*** Excerpted records Section Begins ***

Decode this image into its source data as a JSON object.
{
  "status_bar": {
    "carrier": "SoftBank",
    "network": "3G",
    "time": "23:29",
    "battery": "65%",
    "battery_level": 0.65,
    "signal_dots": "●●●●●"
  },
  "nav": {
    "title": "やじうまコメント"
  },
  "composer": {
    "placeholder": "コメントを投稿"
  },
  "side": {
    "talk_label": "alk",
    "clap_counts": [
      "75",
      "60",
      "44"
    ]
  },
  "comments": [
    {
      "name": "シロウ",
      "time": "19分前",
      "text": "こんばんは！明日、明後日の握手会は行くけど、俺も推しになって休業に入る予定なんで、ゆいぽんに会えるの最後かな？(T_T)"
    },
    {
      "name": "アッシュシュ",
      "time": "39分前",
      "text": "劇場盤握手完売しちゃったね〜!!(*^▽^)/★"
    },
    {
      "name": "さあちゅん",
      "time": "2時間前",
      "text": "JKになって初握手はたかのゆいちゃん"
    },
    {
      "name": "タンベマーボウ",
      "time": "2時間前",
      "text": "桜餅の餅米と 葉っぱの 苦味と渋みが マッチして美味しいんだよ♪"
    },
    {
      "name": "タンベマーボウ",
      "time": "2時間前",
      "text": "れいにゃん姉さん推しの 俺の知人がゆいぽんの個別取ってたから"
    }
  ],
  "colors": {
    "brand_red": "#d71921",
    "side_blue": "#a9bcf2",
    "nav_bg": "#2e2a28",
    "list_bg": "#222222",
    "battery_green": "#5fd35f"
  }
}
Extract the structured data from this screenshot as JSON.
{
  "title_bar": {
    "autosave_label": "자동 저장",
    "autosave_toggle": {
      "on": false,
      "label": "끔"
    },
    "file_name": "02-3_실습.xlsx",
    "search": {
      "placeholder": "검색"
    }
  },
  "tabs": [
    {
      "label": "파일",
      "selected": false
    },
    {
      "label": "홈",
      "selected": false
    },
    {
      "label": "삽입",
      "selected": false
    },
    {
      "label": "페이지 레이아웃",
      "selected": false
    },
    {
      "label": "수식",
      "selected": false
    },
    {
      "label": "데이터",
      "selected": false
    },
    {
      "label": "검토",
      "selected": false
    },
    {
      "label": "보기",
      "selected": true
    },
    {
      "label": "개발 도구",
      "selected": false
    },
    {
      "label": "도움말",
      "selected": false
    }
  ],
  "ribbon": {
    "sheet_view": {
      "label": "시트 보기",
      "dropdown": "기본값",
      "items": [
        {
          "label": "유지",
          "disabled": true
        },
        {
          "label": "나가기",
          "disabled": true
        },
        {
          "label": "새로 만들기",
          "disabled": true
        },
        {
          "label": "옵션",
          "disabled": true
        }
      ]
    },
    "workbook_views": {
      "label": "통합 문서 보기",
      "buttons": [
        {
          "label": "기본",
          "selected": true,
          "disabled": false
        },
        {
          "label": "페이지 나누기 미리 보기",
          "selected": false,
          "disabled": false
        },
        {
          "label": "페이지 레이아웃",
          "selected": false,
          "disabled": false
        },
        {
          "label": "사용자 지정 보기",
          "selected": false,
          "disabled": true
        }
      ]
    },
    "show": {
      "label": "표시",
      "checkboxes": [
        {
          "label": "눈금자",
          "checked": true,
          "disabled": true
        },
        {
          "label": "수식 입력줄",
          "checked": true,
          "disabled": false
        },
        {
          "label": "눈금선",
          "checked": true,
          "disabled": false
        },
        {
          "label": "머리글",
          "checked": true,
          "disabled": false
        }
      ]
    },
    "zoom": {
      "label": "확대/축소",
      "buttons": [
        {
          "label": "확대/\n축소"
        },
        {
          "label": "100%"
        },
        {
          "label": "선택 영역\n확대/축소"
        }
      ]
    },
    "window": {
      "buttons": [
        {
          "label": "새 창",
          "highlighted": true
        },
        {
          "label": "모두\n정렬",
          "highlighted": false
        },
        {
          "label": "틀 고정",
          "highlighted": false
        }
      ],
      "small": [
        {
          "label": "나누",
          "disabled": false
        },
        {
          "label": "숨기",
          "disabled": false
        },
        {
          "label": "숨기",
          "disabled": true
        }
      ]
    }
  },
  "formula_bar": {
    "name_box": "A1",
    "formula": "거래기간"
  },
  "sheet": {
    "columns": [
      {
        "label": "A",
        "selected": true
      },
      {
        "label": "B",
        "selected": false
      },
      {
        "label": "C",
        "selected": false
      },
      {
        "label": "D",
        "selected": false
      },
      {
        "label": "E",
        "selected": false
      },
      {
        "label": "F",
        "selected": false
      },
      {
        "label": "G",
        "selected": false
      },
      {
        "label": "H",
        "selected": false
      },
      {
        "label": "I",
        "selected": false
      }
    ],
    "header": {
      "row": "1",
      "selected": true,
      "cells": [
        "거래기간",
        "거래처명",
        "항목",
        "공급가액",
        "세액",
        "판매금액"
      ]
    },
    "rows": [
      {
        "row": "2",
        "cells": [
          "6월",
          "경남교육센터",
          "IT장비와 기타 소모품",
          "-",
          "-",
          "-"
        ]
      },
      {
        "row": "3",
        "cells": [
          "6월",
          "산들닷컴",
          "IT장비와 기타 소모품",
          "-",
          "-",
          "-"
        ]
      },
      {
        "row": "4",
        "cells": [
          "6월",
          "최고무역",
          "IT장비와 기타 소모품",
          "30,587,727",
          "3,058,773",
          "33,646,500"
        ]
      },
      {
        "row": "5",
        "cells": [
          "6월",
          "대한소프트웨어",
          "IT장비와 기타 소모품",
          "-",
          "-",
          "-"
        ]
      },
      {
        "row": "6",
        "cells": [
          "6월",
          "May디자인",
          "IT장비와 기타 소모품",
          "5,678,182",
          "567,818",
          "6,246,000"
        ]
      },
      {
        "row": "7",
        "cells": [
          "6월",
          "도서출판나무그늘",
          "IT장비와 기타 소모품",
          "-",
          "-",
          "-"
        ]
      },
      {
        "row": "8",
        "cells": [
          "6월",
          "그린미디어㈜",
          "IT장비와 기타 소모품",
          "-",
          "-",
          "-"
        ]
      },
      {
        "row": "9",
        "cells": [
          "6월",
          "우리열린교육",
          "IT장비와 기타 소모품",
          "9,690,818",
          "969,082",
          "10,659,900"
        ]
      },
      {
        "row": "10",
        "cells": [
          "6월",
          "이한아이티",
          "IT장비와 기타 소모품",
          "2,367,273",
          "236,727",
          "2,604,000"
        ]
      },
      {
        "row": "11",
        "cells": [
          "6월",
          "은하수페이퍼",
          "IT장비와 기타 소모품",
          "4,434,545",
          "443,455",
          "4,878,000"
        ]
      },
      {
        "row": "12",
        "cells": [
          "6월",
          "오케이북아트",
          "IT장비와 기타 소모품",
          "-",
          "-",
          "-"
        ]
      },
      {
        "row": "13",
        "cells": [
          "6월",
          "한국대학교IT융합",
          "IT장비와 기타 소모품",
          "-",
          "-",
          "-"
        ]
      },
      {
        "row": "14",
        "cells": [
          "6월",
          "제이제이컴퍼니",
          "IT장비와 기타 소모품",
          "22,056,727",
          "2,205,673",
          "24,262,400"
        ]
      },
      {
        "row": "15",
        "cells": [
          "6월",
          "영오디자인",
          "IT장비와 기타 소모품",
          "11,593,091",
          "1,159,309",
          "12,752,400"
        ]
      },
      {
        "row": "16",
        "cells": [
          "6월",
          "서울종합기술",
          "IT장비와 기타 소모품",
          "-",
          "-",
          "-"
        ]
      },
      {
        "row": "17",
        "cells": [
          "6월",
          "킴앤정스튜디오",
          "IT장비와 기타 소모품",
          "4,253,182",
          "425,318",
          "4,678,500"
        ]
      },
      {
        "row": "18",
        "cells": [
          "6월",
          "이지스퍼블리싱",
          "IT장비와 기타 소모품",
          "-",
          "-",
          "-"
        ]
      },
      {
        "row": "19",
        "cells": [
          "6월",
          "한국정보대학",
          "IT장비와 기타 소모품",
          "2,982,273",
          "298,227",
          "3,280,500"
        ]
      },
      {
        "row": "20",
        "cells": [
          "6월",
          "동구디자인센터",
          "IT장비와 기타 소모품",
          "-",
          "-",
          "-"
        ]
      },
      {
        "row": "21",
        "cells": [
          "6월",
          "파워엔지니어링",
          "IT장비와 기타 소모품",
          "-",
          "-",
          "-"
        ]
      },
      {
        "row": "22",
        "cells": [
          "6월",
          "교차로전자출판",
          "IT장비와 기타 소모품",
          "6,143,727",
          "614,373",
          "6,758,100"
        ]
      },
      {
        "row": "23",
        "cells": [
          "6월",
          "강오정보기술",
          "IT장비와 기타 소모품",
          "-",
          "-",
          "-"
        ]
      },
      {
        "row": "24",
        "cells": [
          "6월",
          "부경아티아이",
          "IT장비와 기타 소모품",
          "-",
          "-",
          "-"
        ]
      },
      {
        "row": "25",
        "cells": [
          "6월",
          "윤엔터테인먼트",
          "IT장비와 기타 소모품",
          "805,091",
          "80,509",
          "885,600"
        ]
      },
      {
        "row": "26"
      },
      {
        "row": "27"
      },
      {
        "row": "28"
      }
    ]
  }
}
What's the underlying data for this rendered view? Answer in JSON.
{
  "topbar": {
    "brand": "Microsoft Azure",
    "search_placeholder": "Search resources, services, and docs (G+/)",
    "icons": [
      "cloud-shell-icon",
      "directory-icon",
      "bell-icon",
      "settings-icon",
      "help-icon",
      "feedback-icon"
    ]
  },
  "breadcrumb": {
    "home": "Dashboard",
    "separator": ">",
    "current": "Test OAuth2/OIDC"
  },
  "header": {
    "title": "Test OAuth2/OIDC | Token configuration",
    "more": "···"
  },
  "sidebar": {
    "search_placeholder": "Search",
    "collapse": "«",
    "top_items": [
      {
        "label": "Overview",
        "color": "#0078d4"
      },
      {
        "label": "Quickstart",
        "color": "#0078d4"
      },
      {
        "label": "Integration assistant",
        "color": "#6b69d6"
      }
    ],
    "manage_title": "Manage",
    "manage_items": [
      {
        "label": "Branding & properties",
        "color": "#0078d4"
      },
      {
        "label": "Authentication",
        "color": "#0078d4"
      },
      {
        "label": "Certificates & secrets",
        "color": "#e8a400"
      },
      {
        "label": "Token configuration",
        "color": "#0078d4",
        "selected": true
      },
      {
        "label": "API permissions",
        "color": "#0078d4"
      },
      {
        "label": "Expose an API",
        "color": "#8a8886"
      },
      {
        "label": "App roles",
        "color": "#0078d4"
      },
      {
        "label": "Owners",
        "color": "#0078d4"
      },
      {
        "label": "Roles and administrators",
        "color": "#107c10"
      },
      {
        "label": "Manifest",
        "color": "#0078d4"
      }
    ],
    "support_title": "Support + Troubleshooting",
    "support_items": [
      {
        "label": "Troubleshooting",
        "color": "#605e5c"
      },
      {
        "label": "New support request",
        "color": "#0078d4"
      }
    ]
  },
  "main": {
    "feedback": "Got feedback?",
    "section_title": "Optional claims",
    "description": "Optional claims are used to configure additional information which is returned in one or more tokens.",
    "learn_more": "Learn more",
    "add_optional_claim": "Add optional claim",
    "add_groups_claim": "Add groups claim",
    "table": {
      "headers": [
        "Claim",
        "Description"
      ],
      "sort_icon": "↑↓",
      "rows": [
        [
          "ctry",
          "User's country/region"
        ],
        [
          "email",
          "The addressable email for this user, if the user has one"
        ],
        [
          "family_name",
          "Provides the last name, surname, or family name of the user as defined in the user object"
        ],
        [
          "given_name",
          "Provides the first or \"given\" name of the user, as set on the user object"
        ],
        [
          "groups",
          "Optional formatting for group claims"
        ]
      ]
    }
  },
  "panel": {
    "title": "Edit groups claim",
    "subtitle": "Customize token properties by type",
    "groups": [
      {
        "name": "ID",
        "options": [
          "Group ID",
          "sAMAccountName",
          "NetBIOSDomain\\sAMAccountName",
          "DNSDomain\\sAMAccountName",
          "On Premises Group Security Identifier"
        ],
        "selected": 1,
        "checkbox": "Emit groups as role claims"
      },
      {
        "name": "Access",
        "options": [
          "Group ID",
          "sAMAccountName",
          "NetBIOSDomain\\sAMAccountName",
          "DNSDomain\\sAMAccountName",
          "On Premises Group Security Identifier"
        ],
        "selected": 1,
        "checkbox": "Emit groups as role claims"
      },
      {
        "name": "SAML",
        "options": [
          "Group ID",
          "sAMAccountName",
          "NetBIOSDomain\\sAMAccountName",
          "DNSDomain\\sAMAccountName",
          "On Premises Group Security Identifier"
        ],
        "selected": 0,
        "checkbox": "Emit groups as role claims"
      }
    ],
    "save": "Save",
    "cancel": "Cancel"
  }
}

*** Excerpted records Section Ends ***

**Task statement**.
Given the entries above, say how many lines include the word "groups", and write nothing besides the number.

**Solution for this task**.
7